History

Legacy Record - This information may be included in the List Entry Details.

Details

The monument includes a Late Bronze Age hillfort, a palisaded settlement, at least one Bronze Age bowl barrow and a 19th century beacon, situated on a steep, north facing scarp edge with extensive views in all directions. The hillfort, semi-circular in shape, has maximum dimensions of 250m from east-west and 120m from north-south within a defensive bank, ditch and counterscarp bank. The defensive bank survives to a maximum height of 1m and the ditch, from which the material to build the bank was quarried, varies in width from 4-6 metres and is on average 1m deep. A break for the original entrance appears on the south-eastern side. A counter-scarp bank, constructed of surplus material quarried from the ditch, lies outside of the main defences; it is up to 4m wide and survives to a height of 1m. Within the defensive circuit there are several features relating to the use of the hillfort, including at least one round house revealed by excavation. A stone walled enclosure, set against the southern part of the bank is contemporary with or later than the hillfort. Excavation has shown that the first activity on the hilltop was in the Early Bronze Age. A low fragment of the mound of a bowl barrow constructed during this period can be seen near the scarp edge. Flint tools of broadly similar date were also found. The hilltop was first enclosed by two phases of wooden palisade during the Late Bronze Age before the construction of the more massive bank and ditch visible today. Although the palisades are no longer visible at ground level, their foundation slots survive as buried features. In the south-eastern section of the hillfort, where a modern monument marks its position there are the remains of a square, stone beacon. This is situated within a small quadrangular enclosure and is believed to have been erected in the early 19th century when it served as a beacon or lookout post during the Napoleonic wars. The Eston beacon monument and the trig point are excluded from the scheduling, although the ground beneath these features is included.

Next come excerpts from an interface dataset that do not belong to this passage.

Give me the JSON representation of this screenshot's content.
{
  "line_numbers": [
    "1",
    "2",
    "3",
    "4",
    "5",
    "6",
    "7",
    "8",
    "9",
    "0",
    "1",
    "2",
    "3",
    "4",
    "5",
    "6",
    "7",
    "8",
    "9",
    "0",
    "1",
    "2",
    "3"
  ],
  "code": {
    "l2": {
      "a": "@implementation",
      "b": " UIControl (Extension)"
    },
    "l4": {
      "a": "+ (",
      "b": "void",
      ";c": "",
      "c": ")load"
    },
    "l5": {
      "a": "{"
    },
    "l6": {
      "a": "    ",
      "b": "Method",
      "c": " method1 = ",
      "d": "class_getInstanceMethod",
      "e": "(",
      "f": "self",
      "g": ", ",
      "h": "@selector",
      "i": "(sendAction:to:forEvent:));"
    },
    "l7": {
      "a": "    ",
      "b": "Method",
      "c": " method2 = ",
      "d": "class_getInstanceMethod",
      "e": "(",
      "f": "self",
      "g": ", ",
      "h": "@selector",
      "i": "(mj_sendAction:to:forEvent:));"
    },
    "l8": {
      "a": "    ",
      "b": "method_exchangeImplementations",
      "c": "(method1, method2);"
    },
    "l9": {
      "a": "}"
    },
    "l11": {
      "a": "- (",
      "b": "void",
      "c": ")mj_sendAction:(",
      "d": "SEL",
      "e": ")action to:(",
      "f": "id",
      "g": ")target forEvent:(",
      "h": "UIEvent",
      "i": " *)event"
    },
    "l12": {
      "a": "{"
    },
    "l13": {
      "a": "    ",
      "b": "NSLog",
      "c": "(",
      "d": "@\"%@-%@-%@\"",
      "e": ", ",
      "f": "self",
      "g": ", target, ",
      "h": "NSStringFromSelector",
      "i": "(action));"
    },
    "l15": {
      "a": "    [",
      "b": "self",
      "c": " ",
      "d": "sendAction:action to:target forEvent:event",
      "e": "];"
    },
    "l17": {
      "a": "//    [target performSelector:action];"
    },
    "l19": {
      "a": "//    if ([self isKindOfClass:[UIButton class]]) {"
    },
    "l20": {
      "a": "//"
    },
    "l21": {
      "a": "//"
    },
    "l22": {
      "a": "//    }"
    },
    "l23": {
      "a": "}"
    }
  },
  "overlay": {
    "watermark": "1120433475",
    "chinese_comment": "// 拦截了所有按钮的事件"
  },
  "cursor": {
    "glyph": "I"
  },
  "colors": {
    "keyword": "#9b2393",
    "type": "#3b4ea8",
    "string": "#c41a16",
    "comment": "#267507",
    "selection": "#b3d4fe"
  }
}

MAP EXTRACT The site of the monument is shown on the attached map extract.

Selected Sources

Books and journals
Vyner, B E, 'Bulletin of the Cleveland, Teeside Local History Society' in The Napoleonic Beacon on Eston Nab, , Vol. 54, (1988), 1-5
Vyner, B E, 'Archaeological Journal' in The Hill-Fort at Eston Nab, Eston, Cleveland, , Vol. 145, (1988), 60-98
Vyner, B E, 'Archaeological Journal' in The Hill-fort at Eston Nab, Eston, Cleveland, , Vol. 145, (1989), 60-98

National Grid Reference: NZ 56759 18267

Map

Map
© Crown Copyright and database right 2017. All rights reserved. Ordnance Survey Licence number 100024900.
© British Crown and SeaZone Solutions Limited 2017. All rights reserved. Licence number 102006.006.
Use of this data is subject to Terms and Conditions.

The above map is for quick reference purposes only and may not be to scale. For a copy of the full scale map, please see the attached PDF - 1011273 .pdf

The PDF will be generated from our live systems and may take a few minutes to download depending on how busy our servers are. We apologise for this delay.

This copy shows the entry on 21-Nov-2017 at 11:22:51.

End of official listing